Excerpts from an interface dataset
────────

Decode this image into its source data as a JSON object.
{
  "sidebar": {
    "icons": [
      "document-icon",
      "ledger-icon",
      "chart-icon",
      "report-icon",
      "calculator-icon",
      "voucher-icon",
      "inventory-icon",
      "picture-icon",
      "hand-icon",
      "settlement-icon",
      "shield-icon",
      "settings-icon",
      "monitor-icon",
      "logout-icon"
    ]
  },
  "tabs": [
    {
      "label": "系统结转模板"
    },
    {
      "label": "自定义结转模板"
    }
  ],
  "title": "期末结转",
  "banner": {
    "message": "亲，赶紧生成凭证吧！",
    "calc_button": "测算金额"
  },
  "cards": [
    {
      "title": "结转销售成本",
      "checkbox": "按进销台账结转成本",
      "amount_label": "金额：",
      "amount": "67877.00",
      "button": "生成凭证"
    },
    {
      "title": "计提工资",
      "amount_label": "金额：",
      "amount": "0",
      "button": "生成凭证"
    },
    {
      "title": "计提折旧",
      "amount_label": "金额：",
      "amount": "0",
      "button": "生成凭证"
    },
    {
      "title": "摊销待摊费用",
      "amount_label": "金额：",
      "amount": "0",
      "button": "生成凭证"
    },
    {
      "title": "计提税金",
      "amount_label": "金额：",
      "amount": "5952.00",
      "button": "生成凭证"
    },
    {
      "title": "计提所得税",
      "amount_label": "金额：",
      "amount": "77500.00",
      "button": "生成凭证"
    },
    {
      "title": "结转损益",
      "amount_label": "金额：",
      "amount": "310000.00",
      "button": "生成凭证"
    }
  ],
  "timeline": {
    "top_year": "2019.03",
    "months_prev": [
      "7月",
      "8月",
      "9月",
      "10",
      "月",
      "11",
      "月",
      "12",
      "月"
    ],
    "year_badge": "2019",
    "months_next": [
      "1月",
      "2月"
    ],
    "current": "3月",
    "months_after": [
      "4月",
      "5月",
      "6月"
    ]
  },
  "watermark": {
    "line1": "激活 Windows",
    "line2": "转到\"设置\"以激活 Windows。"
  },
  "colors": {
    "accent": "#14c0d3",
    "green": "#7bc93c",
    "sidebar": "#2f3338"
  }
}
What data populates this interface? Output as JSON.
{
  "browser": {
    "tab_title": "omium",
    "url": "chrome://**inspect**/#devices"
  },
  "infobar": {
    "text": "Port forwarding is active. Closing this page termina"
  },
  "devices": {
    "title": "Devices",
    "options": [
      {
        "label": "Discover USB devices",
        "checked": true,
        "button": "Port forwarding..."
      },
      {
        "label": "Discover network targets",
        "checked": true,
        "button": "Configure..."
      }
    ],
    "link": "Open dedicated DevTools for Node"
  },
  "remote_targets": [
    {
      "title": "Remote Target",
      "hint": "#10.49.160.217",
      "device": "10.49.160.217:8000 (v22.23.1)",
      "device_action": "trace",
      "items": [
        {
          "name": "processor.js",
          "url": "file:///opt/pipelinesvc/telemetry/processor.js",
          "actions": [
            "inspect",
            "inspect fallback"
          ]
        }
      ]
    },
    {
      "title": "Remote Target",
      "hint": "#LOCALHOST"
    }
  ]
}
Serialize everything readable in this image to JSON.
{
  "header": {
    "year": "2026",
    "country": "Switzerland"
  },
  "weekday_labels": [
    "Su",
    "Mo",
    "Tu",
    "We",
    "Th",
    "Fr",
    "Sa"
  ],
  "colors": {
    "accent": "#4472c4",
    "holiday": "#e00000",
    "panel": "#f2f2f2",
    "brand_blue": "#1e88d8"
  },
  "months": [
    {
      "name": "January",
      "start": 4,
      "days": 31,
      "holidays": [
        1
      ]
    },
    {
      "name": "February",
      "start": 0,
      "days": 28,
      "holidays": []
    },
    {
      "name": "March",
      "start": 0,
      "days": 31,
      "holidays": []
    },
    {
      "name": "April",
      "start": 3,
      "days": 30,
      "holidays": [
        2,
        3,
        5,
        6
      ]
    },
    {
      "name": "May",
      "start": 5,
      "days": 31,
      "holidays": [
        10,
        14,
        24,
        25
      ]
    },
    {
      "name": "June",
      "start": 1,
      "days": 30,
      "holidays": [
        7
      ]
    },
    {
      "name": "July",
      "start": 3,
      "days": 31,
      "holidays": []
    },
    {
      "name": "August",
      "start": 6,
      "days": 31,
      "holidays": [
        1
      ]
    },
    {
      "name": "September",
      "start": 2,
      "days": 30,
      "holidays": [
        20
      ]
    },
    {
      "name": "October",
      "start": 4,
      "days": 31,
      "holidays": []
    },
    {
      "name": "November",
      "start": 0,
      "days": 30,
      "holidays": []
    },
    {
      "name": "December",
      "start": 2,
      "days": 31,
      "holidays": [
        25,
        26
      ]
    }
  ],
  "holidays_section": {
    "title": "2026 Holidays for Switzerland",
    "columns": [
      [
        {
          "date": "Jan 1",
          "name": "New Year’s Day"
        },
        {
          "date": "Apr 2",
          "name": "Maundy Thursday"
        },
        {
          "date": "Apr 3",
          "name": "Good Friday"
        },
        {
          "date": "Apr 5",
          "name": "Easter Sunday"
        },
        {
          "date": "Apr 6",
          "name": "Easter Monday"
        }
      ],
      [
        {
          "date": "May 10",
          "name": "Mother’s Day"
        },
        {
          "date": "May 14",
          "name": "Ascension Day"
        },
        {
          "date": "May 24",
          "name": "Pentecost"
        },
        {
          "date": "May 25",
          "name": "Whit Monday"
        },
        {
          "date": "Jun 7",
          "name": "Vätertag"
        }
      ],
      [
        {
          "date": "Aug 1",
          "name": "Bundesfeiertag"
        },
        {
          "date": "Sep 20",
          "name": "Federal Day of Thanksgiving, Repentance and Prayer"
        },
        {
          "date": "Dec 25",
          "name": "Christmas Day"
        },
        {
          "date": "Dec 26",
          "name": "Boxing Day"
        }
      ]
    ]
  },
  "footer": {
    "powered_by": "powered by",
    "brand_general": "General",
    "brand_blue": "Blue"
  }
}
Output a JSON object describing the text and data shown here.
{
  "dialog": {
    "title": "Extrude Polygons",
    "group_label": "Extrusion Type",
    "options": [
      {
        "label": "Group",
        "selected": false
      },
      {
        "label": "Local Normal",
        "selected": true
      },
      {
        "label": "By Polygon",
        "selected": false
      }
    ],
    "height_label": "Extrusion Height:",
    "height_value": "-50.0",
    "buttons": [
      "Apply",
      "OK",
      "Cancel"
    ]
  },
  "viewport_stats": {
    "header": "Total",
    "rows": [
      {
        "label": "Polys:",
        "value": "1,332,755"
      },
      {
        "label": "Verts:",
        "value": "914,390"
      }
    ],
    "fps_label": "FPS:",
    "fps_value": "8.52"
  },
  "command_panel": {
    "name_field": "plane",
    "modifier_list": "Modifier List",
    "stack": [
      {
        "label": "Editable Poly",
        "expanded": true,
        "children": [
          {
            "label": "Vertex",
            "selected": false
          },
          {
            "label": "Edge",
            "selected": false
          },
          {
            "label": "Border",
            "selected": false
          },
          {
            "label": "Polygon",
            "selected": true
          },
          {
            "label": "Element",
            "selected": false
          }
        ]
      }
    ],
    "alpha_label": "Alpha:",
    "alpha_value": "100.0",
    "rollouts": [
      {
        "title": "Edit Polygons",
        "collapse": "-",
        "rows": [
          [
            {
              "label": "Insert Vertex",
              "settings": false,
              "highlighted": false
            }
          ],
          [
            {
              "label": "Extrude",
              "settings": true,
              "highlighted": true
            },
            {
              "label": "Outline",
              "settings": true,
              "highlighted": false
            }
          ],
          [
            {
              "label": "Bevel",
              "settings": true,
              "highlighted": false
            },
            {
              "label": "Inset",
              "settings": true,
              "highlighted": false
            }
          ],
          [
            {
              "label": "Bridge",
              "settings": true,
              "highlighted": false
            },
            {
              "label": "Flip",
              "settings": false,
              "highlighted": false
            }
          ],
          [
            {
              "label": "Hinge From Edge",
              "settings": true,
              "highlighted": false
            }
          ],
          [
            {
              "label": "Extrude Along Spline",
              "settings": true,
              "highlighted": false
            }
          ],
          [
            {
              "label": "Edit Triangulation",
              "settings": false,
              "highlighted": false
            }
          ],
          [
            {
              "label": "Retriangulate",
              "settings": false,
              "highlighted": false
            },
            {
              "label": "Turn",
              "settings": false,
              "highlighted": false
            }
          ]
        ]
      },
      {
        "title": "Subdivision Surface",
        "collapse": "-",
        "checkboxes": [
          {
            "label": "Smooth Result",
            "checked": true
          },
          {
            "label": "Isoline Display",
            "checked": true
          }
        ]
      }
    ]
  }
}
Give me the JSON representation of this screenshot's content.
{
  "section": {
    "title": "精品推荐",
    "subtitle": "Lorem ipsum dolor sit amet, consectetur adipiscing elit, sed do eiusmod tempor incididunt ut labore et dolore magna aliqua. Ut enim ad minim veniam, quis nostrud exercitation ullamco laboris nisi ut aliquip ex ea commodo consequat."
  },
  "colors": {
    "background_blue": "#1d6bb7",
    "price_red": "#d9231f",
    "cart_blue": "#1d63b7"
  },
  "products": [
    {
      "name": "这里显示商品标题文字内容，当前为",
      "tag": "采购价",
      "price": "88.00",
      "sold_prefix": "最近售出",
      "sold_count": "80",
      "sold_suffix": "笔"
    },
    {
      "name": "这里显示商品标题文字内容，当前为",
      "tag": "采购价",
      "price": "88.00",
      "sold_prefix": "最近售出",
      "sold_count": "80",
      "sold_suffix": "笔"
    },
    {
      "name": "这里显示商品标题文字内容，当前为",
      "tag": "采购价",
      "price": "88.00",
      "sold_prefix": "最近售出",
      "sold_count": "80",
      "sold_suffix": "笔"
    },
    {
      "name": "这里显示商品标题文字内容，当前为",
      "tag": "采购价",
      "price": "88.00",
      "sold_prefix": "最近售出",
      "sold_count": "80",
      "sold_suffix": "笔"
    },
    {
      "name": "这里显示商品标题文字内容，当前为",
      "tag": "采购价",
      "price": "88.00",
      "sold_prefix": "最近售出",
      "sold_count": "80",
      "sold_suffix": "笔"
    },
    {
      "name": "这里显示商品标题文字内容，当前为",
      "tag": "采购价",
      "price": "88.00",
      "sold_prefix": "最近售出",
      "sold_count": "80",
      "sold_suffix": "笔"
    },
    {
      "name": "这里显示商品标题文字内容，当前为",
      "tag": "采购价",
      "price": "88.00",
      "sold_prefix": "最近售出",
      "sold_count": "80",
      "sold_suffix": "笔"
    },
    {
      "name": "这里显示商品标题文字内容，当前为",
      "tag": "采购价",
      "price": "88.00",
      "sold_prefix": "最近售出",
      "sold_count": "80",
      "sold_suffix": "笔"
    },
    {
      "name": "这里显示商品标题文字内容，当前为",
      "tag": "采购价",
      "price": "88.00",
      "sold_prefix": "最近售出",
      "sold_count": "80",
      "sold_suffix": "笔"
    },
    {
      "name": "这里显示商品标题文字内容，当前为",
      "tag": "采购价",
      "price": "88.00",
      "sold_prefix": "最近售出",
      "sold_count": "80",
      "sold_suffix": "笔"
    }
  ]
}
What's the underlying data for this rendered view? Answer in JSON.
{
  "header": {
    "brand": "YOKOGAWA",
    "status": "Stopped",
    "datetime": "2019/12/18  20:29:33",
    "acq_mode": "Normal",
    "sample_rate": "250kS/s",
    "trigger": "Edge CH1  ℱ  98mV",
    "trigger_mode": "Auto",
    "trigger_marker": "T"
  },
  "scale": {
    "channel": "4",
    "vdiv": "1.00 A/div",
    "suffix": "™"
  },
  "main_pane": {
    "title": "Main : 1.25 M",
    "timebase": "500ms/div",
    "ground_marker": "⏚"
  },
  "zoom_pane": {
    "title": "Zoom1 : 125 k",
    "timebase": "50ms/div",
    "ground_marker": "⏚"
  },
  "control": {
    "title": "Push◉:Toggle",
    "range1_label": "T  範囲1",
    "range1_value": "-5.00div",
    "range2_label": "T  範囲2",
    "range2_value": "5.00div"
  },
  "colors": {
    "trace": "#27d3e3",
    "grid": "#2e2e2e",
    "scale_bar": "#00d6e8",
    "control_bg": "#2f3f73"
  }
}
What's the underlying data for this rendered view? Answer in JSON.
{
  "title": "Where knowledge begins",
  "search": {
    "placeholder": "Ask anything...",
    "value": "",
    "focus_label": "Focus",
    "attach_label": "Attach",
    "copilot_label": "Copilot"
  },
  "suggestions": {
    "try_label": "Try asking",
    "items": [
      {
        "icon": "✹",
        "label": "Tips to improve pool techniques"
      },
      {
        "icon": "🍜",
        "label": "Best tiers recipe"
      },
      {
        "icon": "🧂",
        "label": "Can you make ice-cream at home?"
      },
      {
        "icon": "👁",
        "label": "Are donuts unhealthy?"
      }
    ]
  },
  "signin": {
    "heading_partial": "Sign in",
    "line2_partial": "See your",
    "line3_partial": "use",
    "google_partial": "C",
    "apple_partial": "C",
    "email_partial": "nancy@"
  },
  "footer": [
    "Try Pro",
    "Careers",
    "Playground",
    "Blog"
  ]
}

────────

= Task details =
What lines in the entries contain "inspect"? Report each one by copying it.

= Exercise solution =
    "url": "chrome://**inspect**/#devices"
            "inspect",
            "inspect fallback"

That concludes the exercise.